Shanahan says one of the major stumbling blocks is the United States. It is the only developed country not to have ratified the Kyoto Protocol and is still resisting a legally binding international deal.

"We have 192 countries in the framework convention on climate change and one of them wants to have separate rules," he said. "So until we can overcome that stumbling block I think there is a bit of an issue."

Shanahan says since the inauguration of U.S. President Barack Obama the country has shifted its climate policy. Mr. Obama has pledged support for a new climate treaty.

But Shanahan says emissions cuts are not the only climate issue affecting developing countries.

"The next thing is to work out how technology can be transferred from rich countries to poor countries and this will involve things like investment in renewable energy, investment in wind power and solar, investment in more efficient power stations," said Shanahan. "And it makes sense to do this because it will be cheaper to cut emissions in a developing country than it will be in a Western country and it also means that we can more cooperatively work together on this global challenge."

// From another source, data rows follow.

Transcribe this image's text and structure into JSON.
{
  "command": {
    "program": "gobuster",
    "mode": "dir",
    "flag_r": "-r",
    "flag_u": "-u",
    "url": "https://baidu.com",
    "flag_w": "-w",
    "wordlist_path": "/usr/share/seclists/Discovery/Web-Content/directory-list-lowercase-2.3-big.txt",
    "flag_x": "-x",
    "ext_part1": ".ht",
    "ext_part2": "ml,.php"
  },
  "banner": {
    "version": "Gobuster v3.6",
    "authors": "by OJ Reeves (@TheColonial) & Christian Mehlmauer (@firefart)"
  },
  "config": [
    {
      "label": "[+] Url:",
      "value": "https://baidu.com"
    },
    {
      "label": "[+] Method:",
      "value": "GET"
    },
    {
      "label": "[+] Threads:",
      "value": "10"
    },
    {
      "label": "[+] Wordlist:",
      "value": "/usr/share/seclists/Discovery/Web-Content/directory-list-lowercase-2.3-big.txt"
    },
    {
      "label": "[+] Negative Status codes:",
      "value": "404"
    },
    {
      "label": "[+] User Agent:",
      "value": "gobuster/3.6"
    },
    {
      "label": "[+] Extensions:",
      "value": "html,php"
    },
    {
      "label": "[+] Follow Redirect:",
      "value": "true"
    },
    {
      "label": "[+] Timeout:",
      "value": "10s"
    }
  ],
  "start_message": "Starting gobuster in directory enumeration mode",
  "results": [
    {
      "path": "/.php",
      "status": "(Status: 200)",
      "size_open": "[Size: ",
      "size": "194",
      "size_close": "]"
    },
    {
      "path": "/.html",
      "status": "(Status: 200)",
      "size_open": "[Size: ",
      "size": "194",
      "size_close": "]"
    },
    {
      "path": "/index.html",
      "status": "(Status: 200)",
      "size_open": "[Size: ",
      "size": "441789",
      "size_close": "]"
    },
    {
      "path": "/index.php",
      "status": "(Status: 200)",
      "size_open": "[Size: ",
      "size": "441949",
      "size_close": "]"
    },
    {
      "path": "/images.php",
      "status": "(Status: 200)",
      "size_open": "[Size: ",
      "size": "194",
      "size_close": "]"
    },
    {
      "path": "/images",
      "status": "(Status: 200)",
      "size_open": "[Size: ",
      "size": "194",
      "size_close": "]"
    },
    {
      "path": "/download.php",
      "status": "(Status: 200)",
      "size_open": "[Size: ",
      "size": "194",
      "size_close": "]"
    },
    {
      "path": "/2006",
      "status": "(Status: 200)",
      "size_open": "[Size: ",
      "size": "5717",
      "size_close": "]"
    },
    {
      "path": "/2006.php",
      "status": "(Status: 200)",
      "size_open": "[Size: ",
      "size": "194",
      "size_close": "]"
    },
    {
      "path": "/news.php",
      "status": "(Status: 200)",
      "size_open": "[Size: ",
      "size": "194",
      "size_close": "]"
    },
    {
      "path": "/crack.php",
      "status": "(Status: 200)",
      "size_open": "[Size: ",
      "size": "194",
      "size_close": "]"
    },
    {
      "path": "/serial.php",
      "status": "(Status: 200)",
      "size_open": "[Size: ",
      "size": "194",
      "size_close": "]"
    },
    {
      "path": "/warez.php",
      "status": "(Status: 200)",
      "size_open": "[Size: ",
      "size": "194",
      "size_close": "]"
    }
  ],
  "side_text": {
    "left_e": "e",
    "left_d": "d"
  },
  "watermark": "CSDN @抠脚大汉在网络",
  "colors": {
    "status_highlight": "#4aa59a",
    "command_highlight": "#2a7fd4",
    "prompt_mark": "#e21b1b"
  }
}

Last week, EU leaders agreed developing countries will need about $100 billion a year to cope with climate change. But the European bloc did not commit to any sums and said the amount the European Union would provide will depend on financial commitments by other countries.

Shanahan says the money will have to be found.

"They are quite scary figures for people who are not used to dealing with these numbers," he said. "But they are actually very small when you look at the numbers that were spent bailing out the banks during this economic crisis. So the money is available somewhere if the priority is decided that tackling climate change is what we have to do."

Africa, with already severe weather conditions and a poor population largely dependent on subsistence farming, is considered to be the continent most threatened by climate change.

Aid groups say 23 million people face starvation in East Africa because of a relentless drought some scientists say may be a result of climate change.